**YOUR TASK**: Could you restate every entry word for word, minus the pictures?
*** RECORDS SUPPLIED Section Begins ***
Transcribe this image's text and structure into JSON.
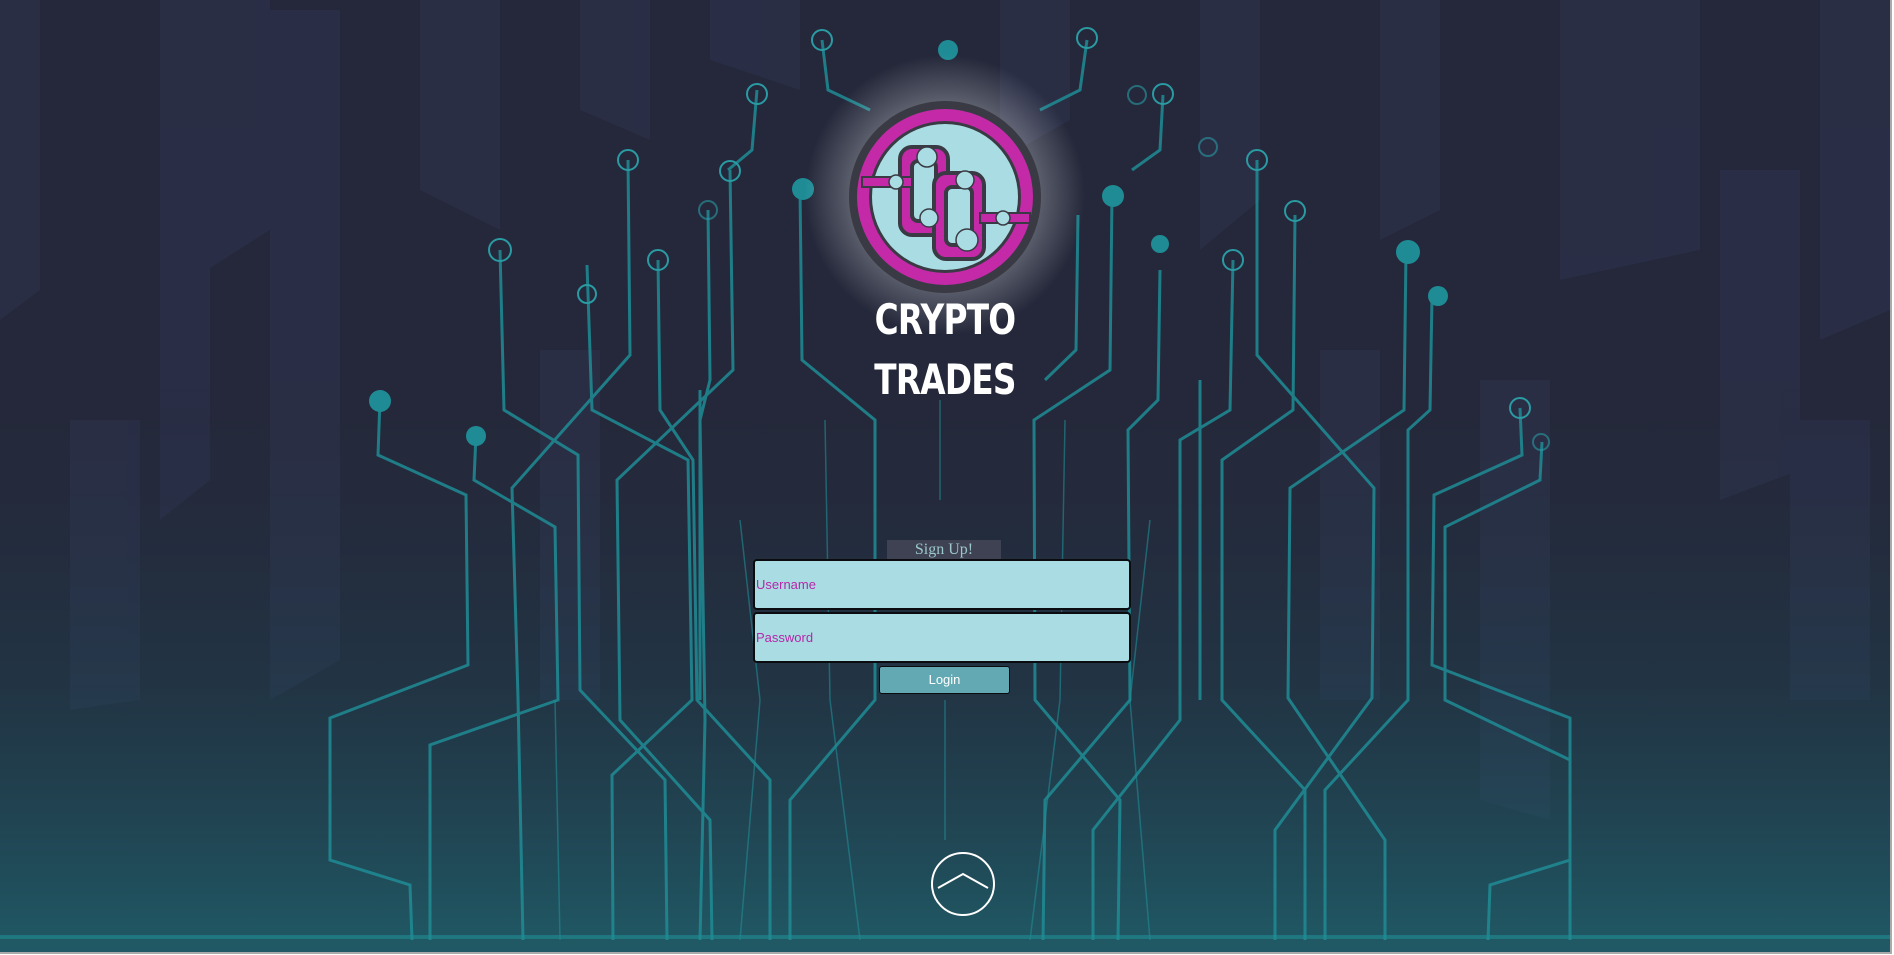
{
  "brand": {
    "name": "CRYPTO TRADES",
    "logo_icon": "chain-link-logo-icon"
  },
  "form": {
    "signup_label": "Sign Up!",
    "username_placeholder": "Username",
    "username_value": "",
    "password_placeholder": "Password",
    "password_value": "",
    "login_label": "Login"
  },
  "scroll_button": {
    "icon": "chevron-up-icon"
  },
  "colors": {
    "background": "#24283a",
    "accent_teal": "#1f8c95",
    "magenta": "#c42aa8",
    "input_fill": "#a9dde3",
    "button_fill": "#63a9b3"
  }
}
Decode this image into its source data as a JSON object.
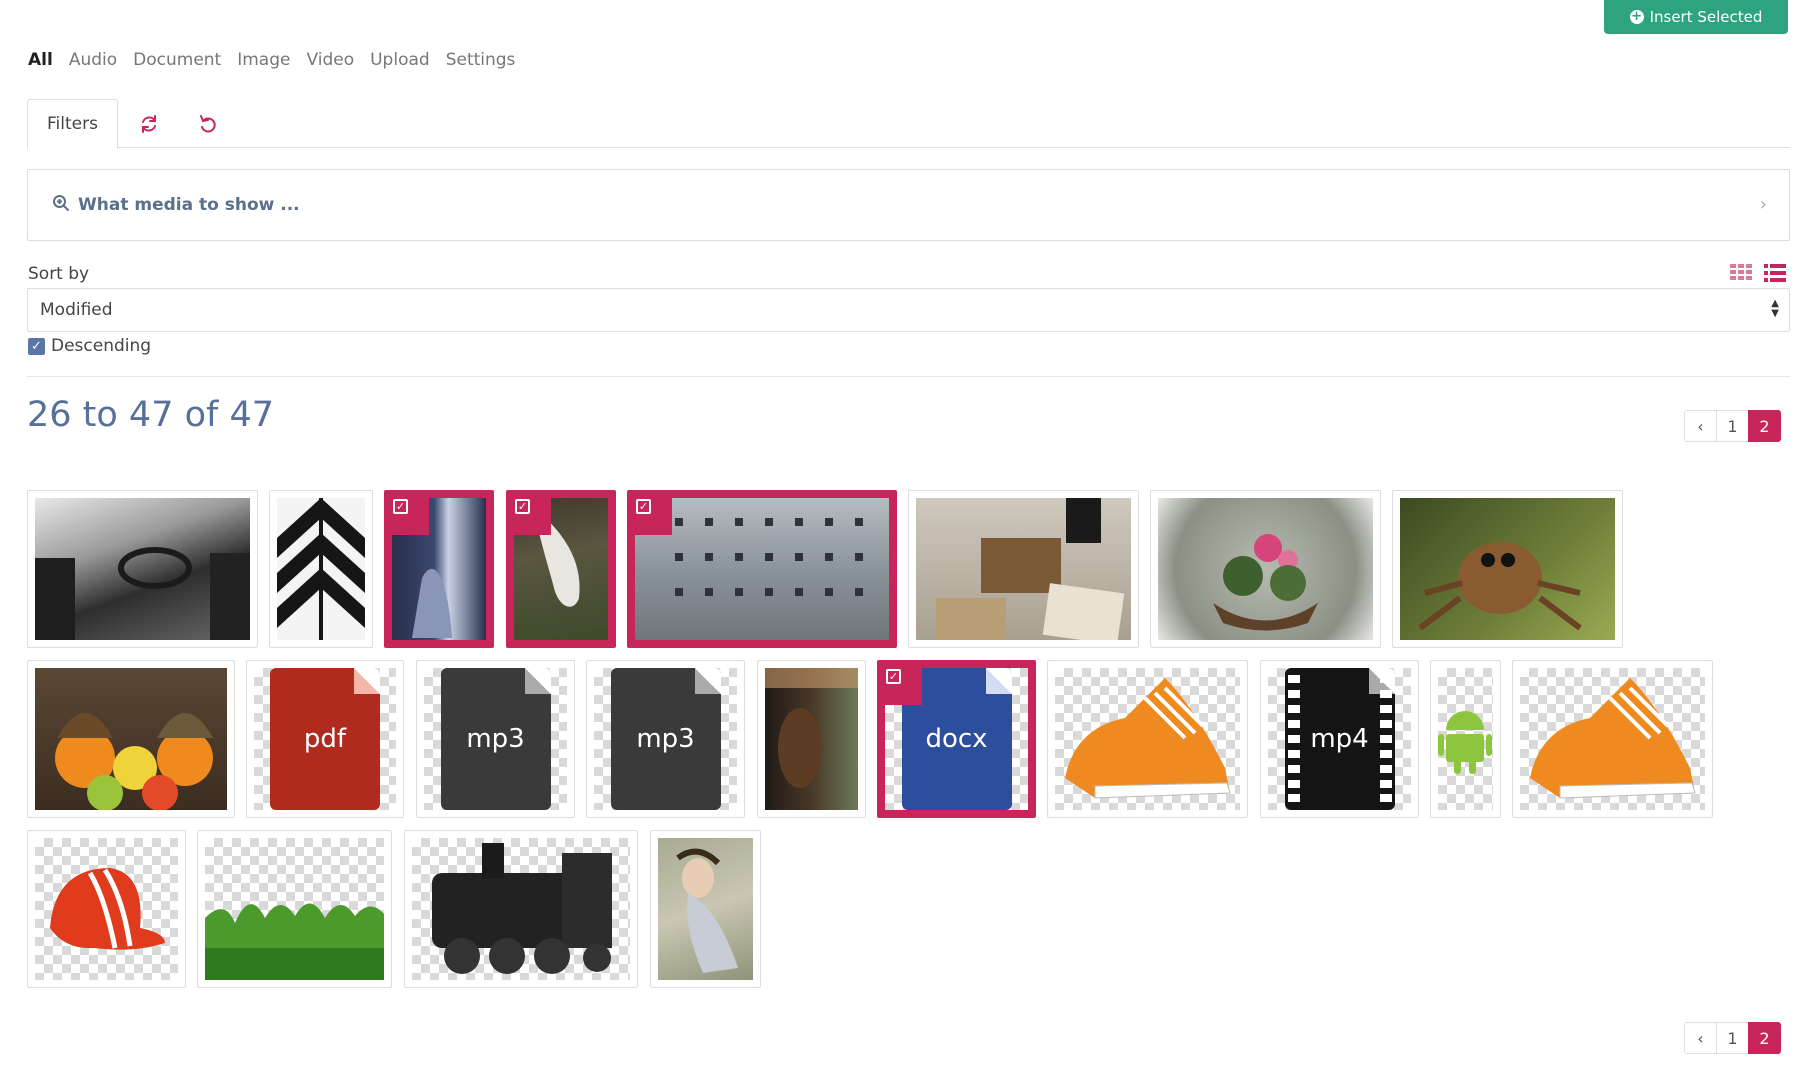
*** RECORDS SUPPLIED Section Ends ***
**RESPONSE TO THE EXERCISE**:
Transcribe this image's text and structure into JSON.
{
  "brand": {
    "name": "CRYPTO TRADES",
    "logo_icon": "chain-link-logo-icon"
  },
  "form": {
    "signup_label": "Sign Up!",
    "username_placeholder": "Username",
    "username_value": "",
    "password_placeholder": "Password",
    "password_value": "",
    "login_label": "Login"
  },
  "scroll_button": {
    "icon": "chevron-up-icon"
  },
  "colors": {
    "background": "#24283a",
    "accent_teal": "#1f8c95",
    "magenta": "#c42aa8",
    "input_fill": "#a9dde3",
    "button_fill": "#63a9b3"
  }
}
Decode this image into its source data as a JSON object.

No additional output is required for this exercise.